Available data:
= = =
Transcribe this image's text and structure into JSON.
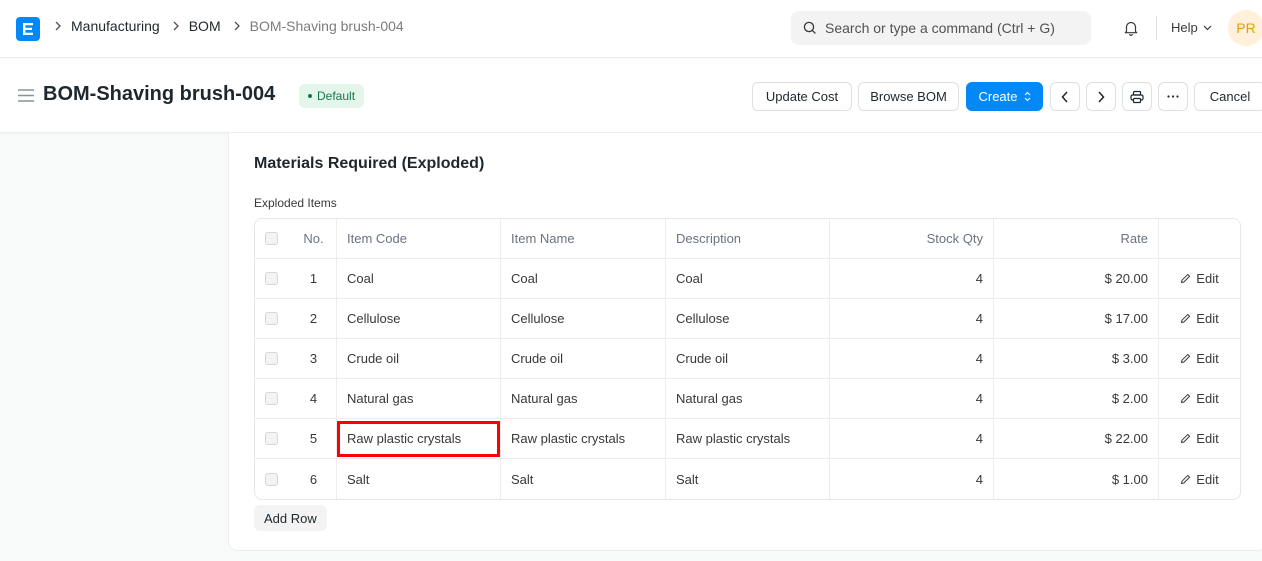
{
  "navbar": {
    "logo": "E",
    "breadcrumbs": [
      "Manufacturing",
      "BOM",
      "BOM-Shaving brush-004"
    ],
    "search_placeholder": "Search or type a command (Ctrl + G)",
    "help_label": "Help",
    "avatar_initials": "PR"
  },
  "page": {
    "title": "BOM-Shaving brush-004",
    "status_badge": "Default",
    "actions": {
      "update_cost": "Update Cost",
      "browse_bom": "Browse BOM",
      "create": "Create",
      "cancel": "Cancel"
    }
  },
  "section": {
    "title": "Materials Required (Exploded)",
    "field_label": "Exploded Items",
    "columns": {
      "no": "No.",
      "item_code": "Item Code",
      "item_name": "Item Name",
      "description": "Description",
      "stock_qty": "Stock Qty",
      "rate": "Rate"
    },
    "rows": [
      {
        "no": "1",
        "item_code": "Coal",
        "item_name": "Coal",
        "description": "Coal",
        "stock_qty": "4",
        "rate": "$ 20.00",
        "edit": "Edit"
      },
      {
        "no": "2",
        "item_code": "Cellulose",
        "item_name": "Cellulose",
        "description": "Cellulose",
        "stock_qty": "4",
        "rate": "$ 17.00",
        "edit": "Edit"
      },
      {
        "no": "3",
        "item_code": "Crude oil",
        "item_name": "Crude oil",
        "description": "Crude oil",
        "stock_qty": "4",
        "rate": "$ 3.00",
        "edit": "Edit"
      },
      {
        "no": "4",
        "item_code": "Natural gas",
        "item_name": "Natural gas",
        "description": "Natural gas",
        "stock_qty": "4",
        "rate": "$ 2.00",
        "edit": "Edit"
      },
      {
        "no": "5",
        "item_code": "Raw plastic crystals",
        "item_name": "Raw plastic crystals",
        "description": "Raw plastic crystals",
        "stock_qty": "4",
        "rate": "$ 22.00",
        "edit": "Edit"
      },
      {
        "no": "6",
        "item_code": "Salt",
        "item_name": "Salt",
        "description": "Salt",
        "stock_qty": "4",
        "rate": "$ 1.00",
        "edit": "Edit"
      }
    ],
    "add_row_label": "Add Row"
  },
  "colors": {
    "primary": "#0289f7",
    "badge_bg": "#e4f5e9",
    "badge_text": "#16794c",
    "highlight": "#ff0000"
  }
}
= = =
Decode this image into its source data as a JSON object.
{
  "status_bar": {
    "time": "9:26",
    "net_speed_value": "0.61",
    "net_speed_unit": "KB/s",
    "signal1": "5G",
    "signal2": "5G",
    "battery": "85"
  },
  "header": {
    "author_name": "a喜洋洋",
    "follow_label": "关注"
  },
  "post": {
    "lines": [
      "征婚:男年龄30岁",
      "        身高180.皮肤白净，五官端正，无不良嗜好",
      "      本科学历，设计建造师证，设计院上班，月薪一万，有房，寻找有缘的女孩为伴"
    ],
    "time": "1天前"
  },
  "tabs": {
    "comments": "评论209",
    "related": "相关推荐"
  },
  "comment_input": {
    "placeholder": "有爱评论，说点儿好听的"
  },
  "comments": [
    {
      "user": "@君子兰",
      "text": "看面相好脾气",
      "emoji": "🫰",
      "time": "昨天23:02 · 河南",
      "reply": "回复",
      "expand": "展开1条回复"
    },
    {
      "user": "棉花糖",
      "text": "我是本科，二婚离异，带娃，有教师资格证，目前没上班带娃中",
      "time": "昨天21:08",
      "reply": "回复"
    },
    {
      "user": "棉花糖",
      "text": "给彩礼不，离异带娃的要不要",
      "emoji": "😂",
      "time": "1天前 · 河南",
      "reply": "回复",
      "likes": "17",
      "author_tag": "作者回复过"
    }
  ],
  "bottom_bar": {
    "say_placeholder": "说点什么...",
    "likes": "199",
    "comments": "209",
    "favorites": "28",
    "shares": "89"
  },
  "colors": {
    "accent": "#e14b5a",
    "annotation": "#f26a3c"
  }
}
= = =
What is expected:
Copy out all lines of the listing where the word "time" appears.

Response area:
    "time": "9:26",
    "time": "1天前"
      "time": "昨天23:02 · 河南",
      "time": "昨天21:08",
      "time": "1天前 · 河南",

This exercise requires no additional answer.